To the Church that Baptizes that Baby
Reflecting on The Baptism of the Lord: One Day After Sunday (Year C)
Psalter: Psalm 106:1-12
Old Testament: Judges 4:1-16
Epistle: Ephesians 6:10-17
God, your voice moves over the waters. Immerse us in your grace, mark us with your image, and raise us to live our baptismal vows empowered by the Holy Spirit and the example of Christ our Lord, in whose name we pray. Amen.
by Jason Miceli, Senior Pastor at Annandale United Methodist Church—Virginia.
To the Church about to Baptize My Baby:
It’s all cuteness and lace now, but in no time at all, my little baby boy—after a brief sojourn in childhood—will hit adolescence. His hormones will kick in and quickly conspire to undo all the good you’ve done in him.
These will be the years that he’ll push you, Church.
He’ll suddenly wonder how Jonah could survive that dark trip in the whale’s belly. He’ll argue that David may have bested Goliath but that he’s no match for Tom Brady and, besides, David’s hardly the unblemished hero his Sunday School teachers made him out to be. Proud of himself, he’ll point out that Noah never would have had to build the ark had God not decided to flood everything and everyone in the world.
He’ll push you, and if you’re not up to the challenge he’ll be tempted conclude that everything you’ve taught him and everything you teach is, at best, a fairy tale and, at worst, a lie.
And this might be the first time someone he knows or loves dies.
When that happens, Church, you better not resort to clichés. You better be prepared to show him resurrection-of-the-body hope at work among you.

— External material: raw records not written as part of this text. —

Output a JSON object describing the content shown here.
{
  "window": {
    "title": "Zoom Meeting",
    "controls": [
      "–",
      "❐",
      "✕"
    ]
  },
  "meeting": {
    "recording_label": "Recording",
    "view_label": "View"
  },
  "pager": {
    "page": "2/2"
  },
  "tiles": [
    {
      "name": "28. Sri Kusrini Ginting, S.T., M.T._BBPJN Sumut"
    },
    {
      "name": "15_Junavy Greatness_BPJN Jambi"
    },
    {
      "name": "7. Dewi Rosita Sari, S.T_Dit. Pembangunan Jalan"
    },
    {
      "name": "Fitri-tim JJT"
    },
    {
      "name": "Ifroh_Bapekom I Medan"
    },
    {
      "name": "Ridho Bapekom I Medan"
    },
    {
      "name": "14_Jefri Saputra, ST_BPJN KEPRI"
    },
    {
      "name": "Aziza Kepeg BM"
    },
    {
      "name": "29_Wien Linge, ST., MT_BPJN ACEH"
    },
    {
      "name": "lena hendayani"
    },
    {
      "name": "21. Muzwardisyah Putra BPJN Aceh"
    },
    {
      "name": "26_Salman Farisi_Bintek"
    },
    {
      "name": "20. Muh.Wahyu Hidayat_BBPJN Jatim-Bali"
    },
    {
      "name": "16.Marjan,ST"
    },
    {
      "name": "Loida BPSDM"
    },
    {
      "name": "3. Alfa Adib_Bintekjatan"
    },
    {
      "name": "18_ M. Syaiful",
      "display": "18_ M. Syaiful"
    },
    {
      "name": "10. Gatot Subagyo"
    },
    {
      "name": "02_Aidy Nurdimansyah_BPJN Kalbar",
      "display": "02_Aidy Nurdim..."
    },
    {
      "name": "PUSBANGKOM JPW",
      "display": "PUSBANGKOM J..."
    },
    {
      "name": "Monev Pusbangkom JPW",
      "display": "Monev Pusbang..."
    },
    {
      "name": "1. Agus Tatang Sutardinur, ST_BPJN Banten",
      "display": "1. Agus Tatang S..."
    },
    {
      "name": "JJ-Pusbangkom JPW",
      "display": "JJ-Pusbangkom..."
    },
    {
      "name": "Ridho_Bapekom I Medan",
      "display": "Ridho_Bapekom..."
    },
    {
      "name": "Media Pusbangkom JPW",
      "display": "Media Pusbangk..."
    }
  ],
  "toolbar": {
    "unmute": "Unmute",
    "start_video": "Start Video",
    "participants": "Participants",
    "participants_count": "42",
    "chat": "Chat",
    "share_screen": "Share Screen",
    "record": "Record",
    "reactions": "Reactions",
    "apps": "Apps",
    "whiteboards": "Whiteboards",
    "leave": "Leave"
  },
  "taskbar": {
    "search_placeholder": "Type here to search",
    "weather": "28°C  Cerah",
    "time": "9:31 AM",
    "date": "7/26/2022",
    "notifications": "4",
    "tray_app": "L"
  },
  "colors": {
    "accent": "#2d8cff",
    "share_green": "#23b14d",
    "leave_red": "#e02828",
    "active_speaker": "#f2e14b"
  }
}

You might as well get ready now, Church, because when those years arrive you will have to struggle just to have your voice heard above all the callings that claim his attention and tempt his loyalty. Just when time seems to race by for his parents, tomorrow will seem forever away to him. Everything, from the face he sees in the morning mirror to the fickle loyalties of his friends, will change almost every day.
And whether he knows it or not, Church, what he will need from you all is a community of constancy. He will need a people who refuse to let go of him, who refuse to let go of what they know to be true and enduring, who refuse to let him slip away before he learns to describe his world with the language you speak.
And he’ll never admit it to you Church, but what he’ll need in those years is a place where he need not wear a mask, a place where vulnerability isn’t a dirty word, a place where a life of mercy and love and gratitude is a viable and even compelling alternative.
And then he’ll start high school. You’ll only have four years of Sundays left with him. Be warned: it will be harder for you to get his attention because he’ll no longer be listening to your words.
He’ll be looking at your life.
I know, scary right?
When he worships with you, he’ll wonder if you’re as friendly as you think you are. He’ll wonder if you ever experience awe and mystery or whether you’re just ticking off your weekly obligation and hoping it won’t be too boring. He’ll wonder if you’re loose and free enough to allow the Spirit to enter your worship.
And your lives.
He’ll look at your life, Church, and he’ll question whether you conform your views and values to the God of Jesus Christ or whether you’ve sketched an idol in your own unthreatening image. He probably won’t put it in those words, Church, or any words at all for that matter, but trust me he’ll be thinking it.
In these years, his BS Radar will be acute so you better not patronize him, Church. You have a tendency to do that when a young person puts you on your heels by asking questions. You better learn how to treat him as a member of the Body of the Christ.
This may be the last time you have his attention. So, for his sake, I hope you lead a life that leads to the Gospel.
And I pray that, just when he’s being pressured and pushed to get ahead, to pursue his future, to achieve success, and to grab after his dreams, by then you will have taught him that servant-hood is the only path that leads to treasure.
A place where he’ll find the Lamb of God in your flesh. A place where he’ll discover the coming Kingdom previewed in your lives. A place where he’ll learn that God is to be found among the lame and the poor and the outcast—not because you tell him but because you, Church, invite him to come and see for himself.
When my baby boy becomes an old man, when his waist is slightly thicker and his hair a little thinner—when he has a whole new set of questions, new hopes and different struggles ahead—I hope he will be able to remember his baptism and be thankful.
There’ll come a time—there always does—when my boy will look desperately for where the living God can be found. When that time does come, Church, I hope he will have a community who won’t just shrug their shoulders, who won’t refer him to the pastor, who won’t quote the Bible at him or try to prove anything to him.
Don’t you dare do that to him, Church.
Instead you better be able, because of the integrity of your life, to say to him: ‘Come and See.’
Church, that’s the sort of Church I would want to give my life so I’m willing to bet he’d give his life to it too.
In closing, Church—
Before the water hits my baby’s head, I hope the irony will have hit you upside yours: my boy will never be able to live out his baptism if you, Church, don’t live out yours.
A Concerned Parent
Jason Miceli blogs here.